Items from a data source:
==============================

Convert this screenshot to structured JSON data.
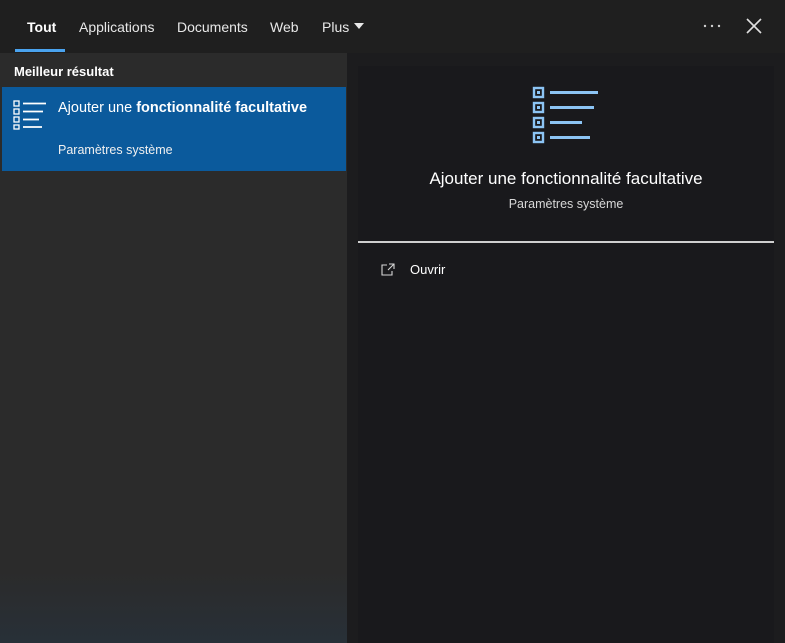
{
  "tabs": [
    {
      "label": "Tout",
      "active": true
    },
    {
      "label": "Applications"
    },
    {
      "label": "Documents"
    },
    {
      "label": "Web"
    },
    {
      "label": "Plus"
    }
  ],
  "header_icons": [
    "more-options-icon",
    "close-icon"
  ],
  "best_result": {
    "section_label": "Meilleur résultat",
    "title_prefix": "Ajouter une ",
    "title_bold": "fonctionnalité facultative",
    "subtitle": "Paramètres système",
    "icon": "checklist-icon"
  },
  "preview": {
    "icon": "checklist-icon",
    "title": "Ajouter une fonctionnalité facultative",
    "subtitle": "Paramètres système",
    "actions": [
      {
        "label": "Ouvrir",
        "icon": "open-icon"
      }
    ]
  },
  "colors": {
    "accent": "#4aa3ef",
    "selection": "#0b5a9c",
    "icon_blue": "#8cc4f4"
  }
}
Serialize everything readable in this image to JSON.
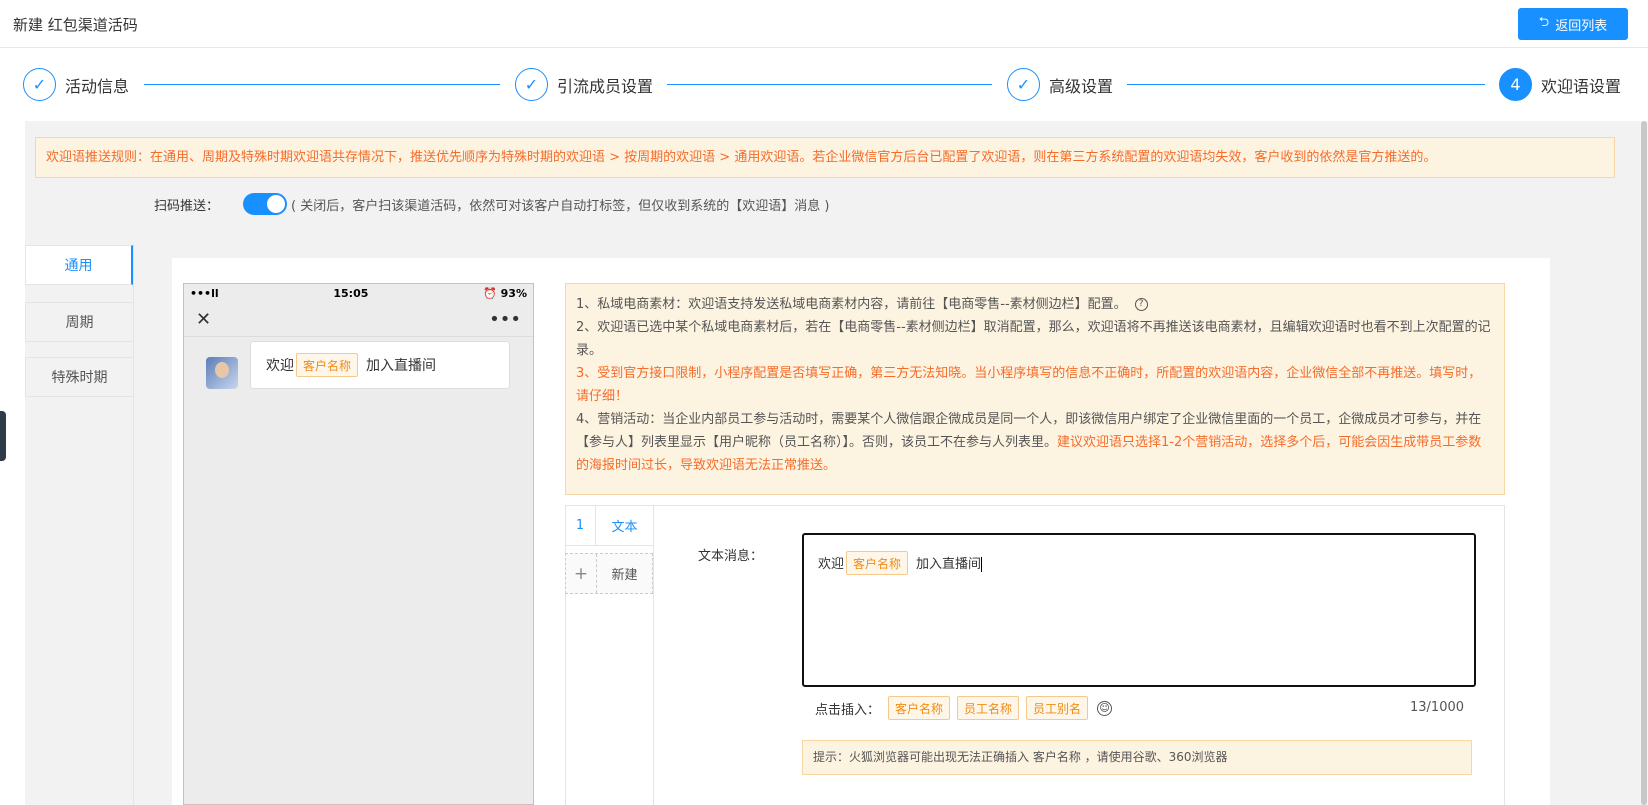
{
  "header": {
    "title": "新建 红包渠道活码",
    "back_label": "返回列表"
  },
  "steps": [
    {
      "mark": "✓",
      "label": "活动信息"
    },
    {
      "mark": "✓",
      "label": "引流成员设置"
    },
    {
      "mark": "✓",
      "label": "高级设置"
    },
    {
      "mark": "4",
      "label": "欢迎语设置"
    }
  ],
  "rule_text": "欢迎语推送规则：在通用、周期及特殊时期欢迎语共存情况下，推送优先顺序为特殊时期的欢迎语 > 按周期的欢迎语 > 通用欢迎语。若企业微信官方后台已配置了欢迎语，则在第三方系统配置的欢迎语均失效，客户收到的依然是官方推送的。",
  "scan_push": {
    "label": "扫码推送：",
    "enabled": true,
    "tip": "( 关闭后，客户扫该渠道活码，依然可对该客户自动打标签，但仅收到系统的【欢迎语】消息 )"
  },
  "side_tabs": [
    "通用",
    "周期",
    "特殊时期"
  ],
  "phone": {
    "signal": "•••ll",
    "time": "15:05",
    "battery": "⏰ 93%",
    "close": "✕",
    "more": "•••",
    "msg_prefix": "欢迎",
    "msg_tag": "客户名称",
    "msg_suffix": "加入直播间"
  },
  "notes": {
    "n1": "1、私域电商素材：欢迎语支持发送私域电商素材内容，请前往【电商零售--素材侧边栏】配置。",
    "n2": "2、欢迎语已选中某个私域电商素材后，若在【电商零售--素材侧边栏】取消配置，那么，欢迎语将不再推送该电商素材，且编辑欢迎语时也看不到上次配置的记录。",
    "n3": "3、受到官方接口限制，小程序配置是否填写正确，第三方无法知晓。当小程序填写的信息不正确时，所配置的欢迎语内容，企业微信全部不再推送。填写时，请仔细！",
    "n4a": "4、营销活动：当企业内部员工参与活动时，需要某个人微信跟企微成员是同一个人，即该微信用户绑定了企业微信里面的一个员工，企微成员才可参与，并在【参与人】列表里显示【用户昵称（员工名称）】。否则，该员工不在参与人列表里。",
    "n4b": "建议欢迎语只选择1-2个营销活动，选择多个后，可能会因生成带员工参数的海报时间过长，导致欢迎语无法正常推送。"
  },
  "message_tabs": [
    {
      "num": "1",
      "label": "文本"
    },
    {
      "num": "+",
      "label": "新建"
    }
  ],
  "editor": {
    "field_label": "文本消息：",
    "content_prefix": "欢迎",
    "content_tag": "客户名称",
    "content_suffix": "加入直播间",
    "insert_label": "点击插入：",
    "insert_tags": [
      "客户名称",
      "员工名称",
      "员工别名"
    ],
    "counter": "13/1000",
    "hint": "提示：火狐浏览器可能出现无法正确插入 客户名称 ，请使用谷歌、360浏览器"
  },
  "colors": {
    "accent": "#1890ff",
    "warn_bg": "#fdf3e1",
    "warn_text": "#f56c2a",
    "tag_text": "#f18b12"
  }
}
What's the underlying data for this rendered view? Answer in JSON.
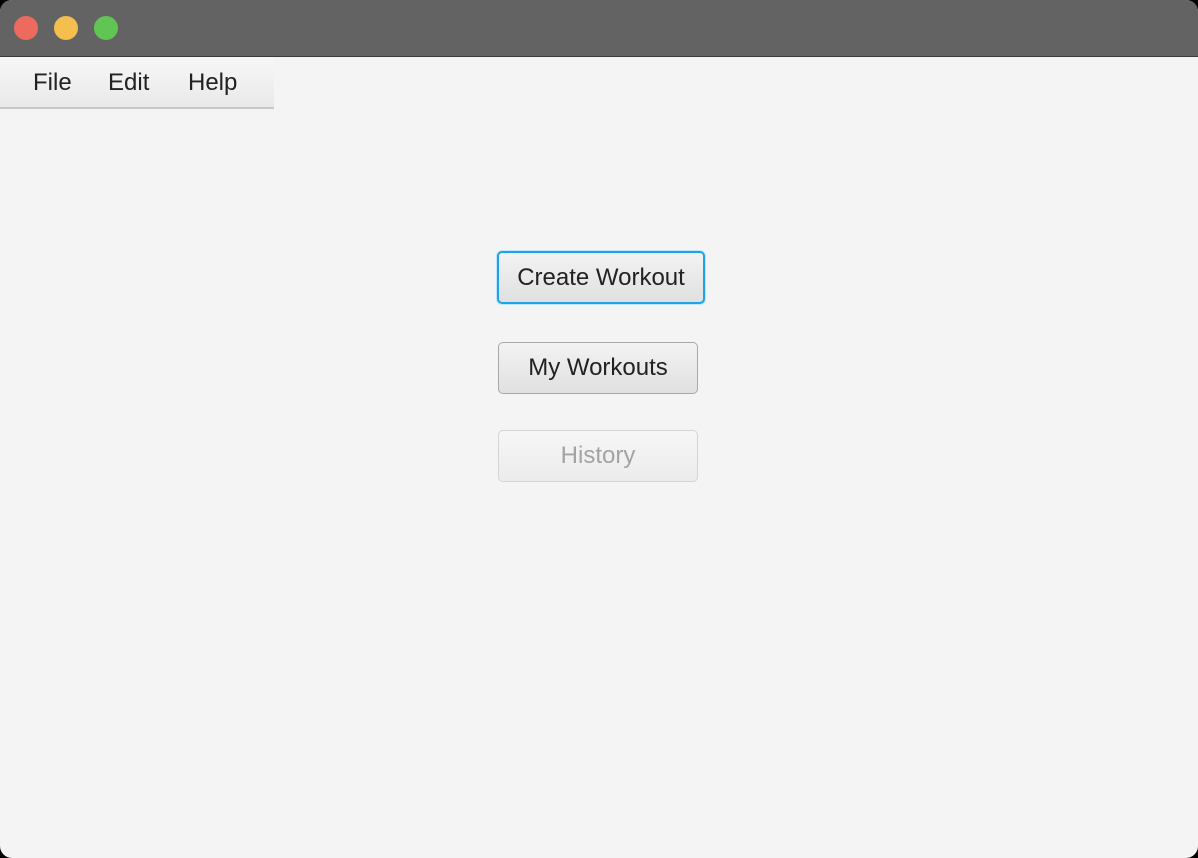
{
  "window": {
    "controls": {
      "close": "close-icon",
      "minimize": "minimize-icon",
      "maximize": "maximize-icon"
    }
  },
  "menubar": {
    "items": [
      {
        "label": "File"
      },
      {
        "label": "Edit"
      },
      {
        "label": "Help"
      }
    ]
  },
  "main": {
    "create_workout_label": "Create Workout",
    "my_workouts_label": "My Workouts",
    "history_label": "History",
    "history_disabled": true
  },
  "colors": {
    "titlebar": "#636363",
    "background": "#f4f4f4",
    "focus_ring": "#1ea3e6",
    "close": "#ed6a5e",
    "minimize": "#f5bf4f",
    "maximize": "#61c554"
  }
}
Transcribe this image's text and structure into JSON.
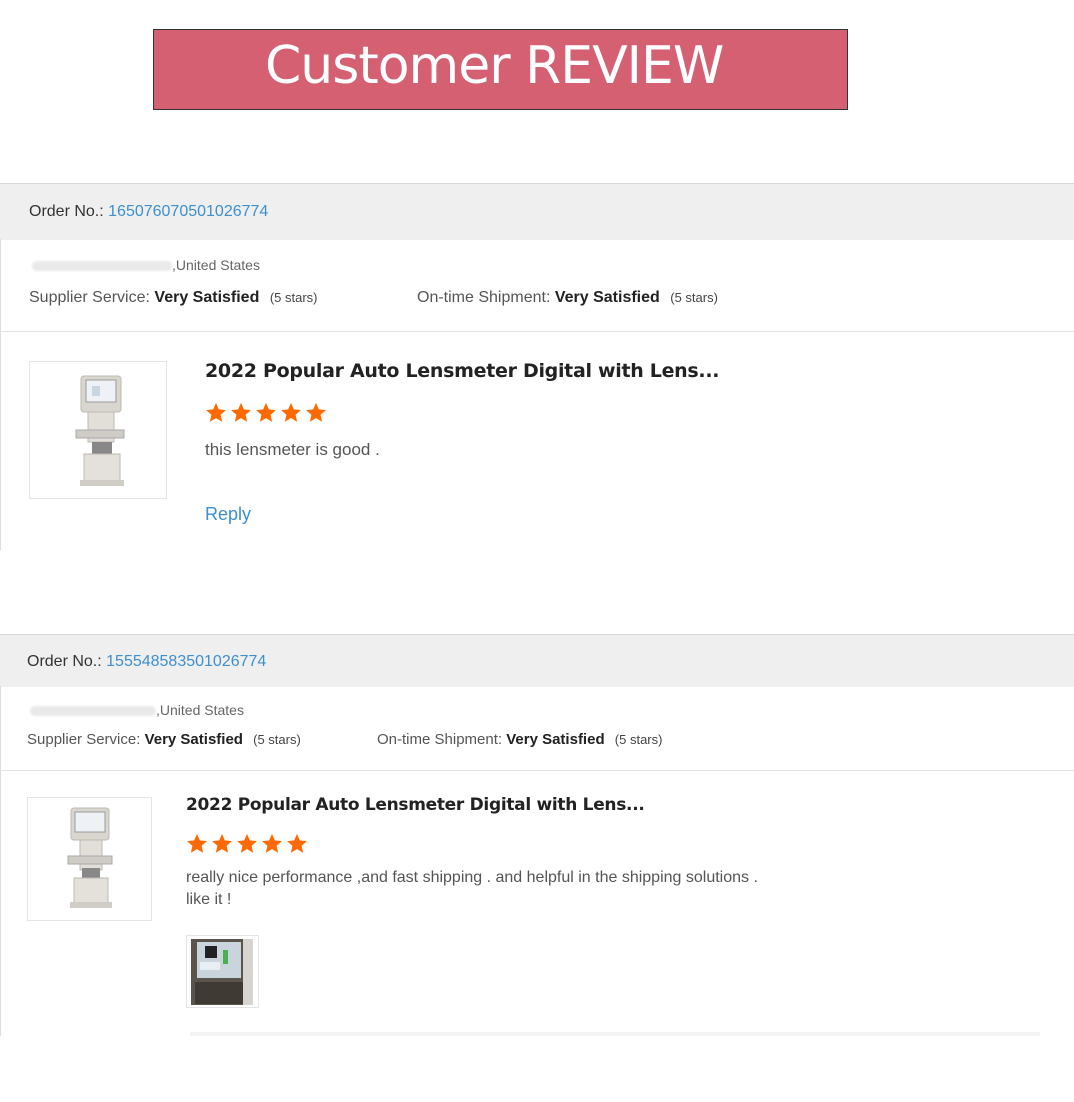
{
  "banner": {
    "title": "Customer REVIEW",
    "bg_color": "#d46072"
  },
  "reviews": [
    {
      "order_label": "Order No.:",
      "order_no": "165076070501026774",
      "buyer_country": ",United States",
      "supplier_label": "Supplier Service:",
      "supplier_value": "Very Satisfied",
      "supplier_stars": "(5 stars)",
      "shipment_label": "On-time Shipment:",
      "shipment_value": "Very Satisfied",
      "shipment_stars": "(5 stars)",
      "product_title": "2022 Popular Auto Lensmeter Digital with Lens...",
      "rating": 5,
      "comment": "this lensmeter is good .",
      "reply_label": "Reply"
    },
    {
      "order_label": "Order No.:",
      "order_no": "155548583501026774",
      "buyer_country": ",United States",
      "supplier_label": "Supplier Service:",
      "supplier_value": "Very Satisfied",
      "supplier_stars": "(5 stars)",
      "shipment_label": "On-time Shipment:",
      "shipment_value": "Very Satisfied",
      "shipment_stars": "(5 stars)",
      "product_title": "2022 Popular Auto Lensmeter Digital with Lens...",
      "rating": 5,
      "comment_line1": "really nice performance ,and fast shipping . and helpful in the shipping solutions .",
      "comment_line2": "like it !"
    }
  ],
  "colors": {
    "link": "#3d8fd0",
    "star": "#ff6a00",
    "order_bar": "#efefef"
  },
  "icons": {
    "star": "star-icon"
  }
}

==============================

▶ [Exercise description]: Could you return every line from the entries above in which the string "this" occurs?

▶ [Response to the task]:
Convert this screenshot to structured JSON data.
Serialize everything readable in this image to JSON.
What's the underlying data for this rendered view? Answer in JSON.
Transcribe this image's text and structure into JSON.
      "comment": "this lensmeter is good .",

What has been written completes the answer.